DLL files also becomes a form of separating functionalities physically as explained above. Good applications also try to not load the DLL files until they are absolutely required, which reduces the memory requirements. This too causes applications to ship with a lot of DLL files.
However, at times system upgrades often breaks other programs when there is a version mismatch between the shared DLL files and the program that require them. System checkpoints and DLL cache, etc. have been the initiatives from M$ to solve this problem. The .NET platform might not face this issue at all.
How do we know what's inside a DLL file?
You have to use an external tool like DUMPBIN or Dependency Walker which will not only show what publically visible functions (known as exports) are contained inside the DLL files and also what other DLL files it requires and which exports from those DLL files this DLL file is dependent upon.
How do we create / use them?
Refer the programming documentation from your vendor. For C++, refer to LoadLibrary in MSDN.
DLL files contain an Export Table which is a list of symbols which can be looked up by the calling program. The symbols are typically functions with the C calling convention (__stcall). The export table also contains the address of the function.
With this information, the calling program can then call the functions within the DLL even though it did not have access to the DLL at compile time.
Introducing Dynamic Link Libraries has some more information.
DLLs (Dynamic Link Libraries) contain resources used by one or more applications or services. They can contain classes, icons, strings, objects, interfaces, and pretty much anything a developer would need to store except a UI.
DLLs (dynamic link libraries) and SLs (shared libraries, equivalent under UNIX) are just libraries of executable code which can be dynamically linked into an executable at load time.
Static libraries are inserted into an executable at compile time and are fixed from that point. They increase the size of the executable and cannot be shared.
Dynamic libraries have the following advantages:
1/ They are loaded at run time rather than compile time so they can be updated independently of the executable (all those fancy windows and dialog boxes you see in Windows come from DLLs so the look-and-feel of your application can change without you having to rewrite it).

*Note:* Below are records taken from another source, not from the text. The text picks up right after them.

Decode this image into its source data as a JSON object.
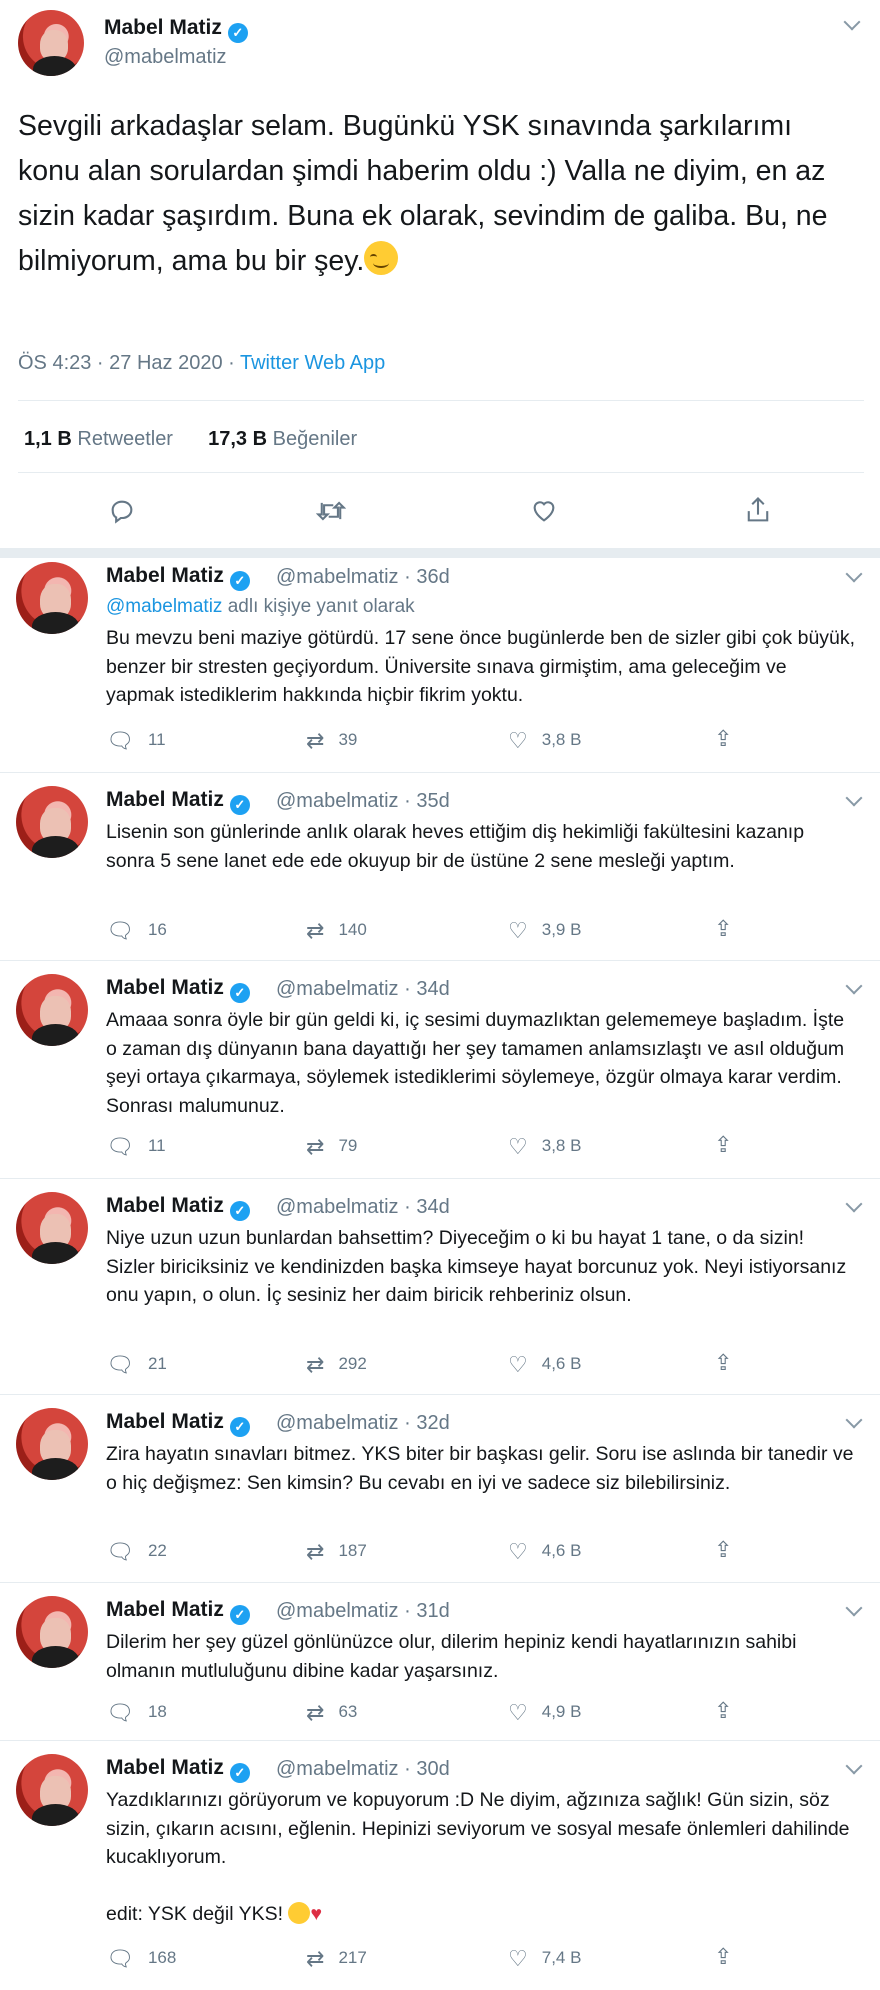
{
  "main_tweet": {
    "name": "Mabel Matiz",
    "handle": "@mabelmatiz",
    "text": "Sevgili arkadaşlar selam. Bugünkü YSK sınavında şarkılarımı konu alan sorulardan şimdi haberim oldu :) Valla ne diyim, en az sizin kadar şaşırdım. Buna ek olarak, sevindim de galiba. Bu, ne bilmiyorum, ama bu bir şey.",
    "timestamp": "ÖS 4:23 · 27 Haz 2020 · ",
    "source": "Twitter Web App",
    "retweets_count": "1,1 B",
    "retweets_label": "Retweetler",
    "likes_count": "17,3 B",
    "likes_label": "Beğeniler"
  },
  "replies": [
    {
      "name": "Mabel Matiz",
      "handle": "@mabelmatiz · 36d",
      "reply_to_handle": "@mabelmatiz",
      "reply_to_text": " adlı kişiye yanıt olarak",
      "text": "Bu mevzu beni maziye götürdü. 17 sene önce bugünlerde ben de sizler gibi çok büyük, benzer bir stresten geçiyordum. Üniversite sınava girmiştim, ama geleceğim ve yapmak istediklerim hakkında hiçbir fikrim yoktu.",
      "replies": "11",
      "retweets": "39",
      "likes": "3,8 B"
    },
    {
      "name": "Mabel Matiz",
      "handle": "@mabelmatiz · 35d",
      "text": "Lisenin son günlerinde anlık olarak heves ettiğim diş hekimliği fakültesini kazanıp sonra 5 sene lanet ede ede okuyup bir de üstüne 2 sene mesleği yaptım.",
      "replies": "16",
      "retweets": "140",
      "likes": "3,9 B"
    },
    {
      "name": "Mabel Matiz",
      "handle": "@mabelmatiz · 34d",
      "text": "Amaaa sonra öyle bir gün geldi ki, iç sesimi duymazlıktan gelememeye başladım. İşte o zaman dış dünyanın bana dayattığı her şey tamamen anlamsızlaştı ve asıl olduğum şeyi ortaya çıkarmaya, söylemek istediklerimi söylemeye, özgür olmaya karar verdim. Sonrası malumunuz.",
      "replies": "11",
      "retweets": "79",
      "likes": "3,8 B"
    },
    {
      "name": "Mabel Matiz",
      "handle": "@mabelmatiz · 34d",
      "text": "Niye uzun uzun bunlardan bahsettim? Diyeceğim o ki bu hayat 1 tane, o da sizin! Sizler biriciksiniz ve kendinizden başka kimseye hayat borcunuz yok. Neyi istiyorsanız onu yapın, o olun. İç sesiniz her daim biricik rehberiniz olsun.",
      "replies": "21",
      "retweets": "292",
      "likes": "4,6 B"
    },
    {
      "name": "Mabel Matiz",
      "handle": "@mabelmatiz · 32d",
      "text": "Zira hayatın sınavları bitmez. YKS biter bir başkası gelir. Soru ise aslında bir tanedir ve o hiç değişmez: Sen kimsin? Bu cevabı en iyi ve sadece siz bilebilirsiniz.",
      "replies": "22",
      "retweets": "187",
      "likes": "4,6 B"
    },
    {
      "name": "Mabel Matiz",
      "handle": "@mabelmatiz · 31d",
      "text": "Dilerim her şey güzel gönlünüzce olur, dilerim hepiniz kendi hayatlarınızın sahibi olmanın mutluluğunu dibine kadar yaşarsınız.",
      "replies": "18",
      "retweets": "63",
      "likes": "4,9 B"
    },
    {
      "name": "Mabel Matiz",
      "handle": "@mabelmatiz · 30d",
      "text": "Yazdıklarınızı görüyorum ve kopuyorum :D Ne diyim, ağzınıza sağlık! Gün sizin, söz sizin, çıkarın acısını, eğlenin. Hepinizi seviyorum ve sosyal mesafe önlemleri dahilinde kucaklıyorum.",
      "edit_text": "edit: YSK değil YKS!",
      "replies": "168",
      "retweets": "217",
      "likes": "7,4 B"
    }
  ]
}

2/ Because they're independent, the code can be shared across multiple executables - this saves memory since, if you're running 100 apps with a single DLL, there may only be one copy of the DLL in memory.
Their main disadvantage is advantage #1 - having DLLs change independent your application may cause your application to stop working or start behaving in a bizarre manner. DLL versioning tend not to be managed very well under Windows and this leads to the quaintly-named "DLL Hell".
Let’s say you are making an executable that uses some functions found in a library.
If the library you are using is static, the linker will copy the object code for these functions directly from the library and insert them into the executable.
Now if this executable is run it has every thing it needs, so the executable loader just loads it into memory and runs it.
If the library is dynamic the linker will not insert object code but rather it will insert a stub which basically says this function is located in this DLL at this location.
Now if this executable is run, bits of the executable are missing (i.e the stubs) so the loader goes through the executable fixing up the missing stubs. Only after all the stubs have been resolved will the executable be allowed to run.
To see this in action delete or rename the DLL and watch how the loader will report a missing DLL error when you try to run the executable.
Hence the name Dynamic Link Library, parts of the linking process is being done dynamically at run time by the executable loader.
One a final note, if you don't link to the DLL then no stubs will be inserted by the linker, but Windows still provides the GetProcAddress API that allows you to load an execute the DLL function entry point long after the executable has started.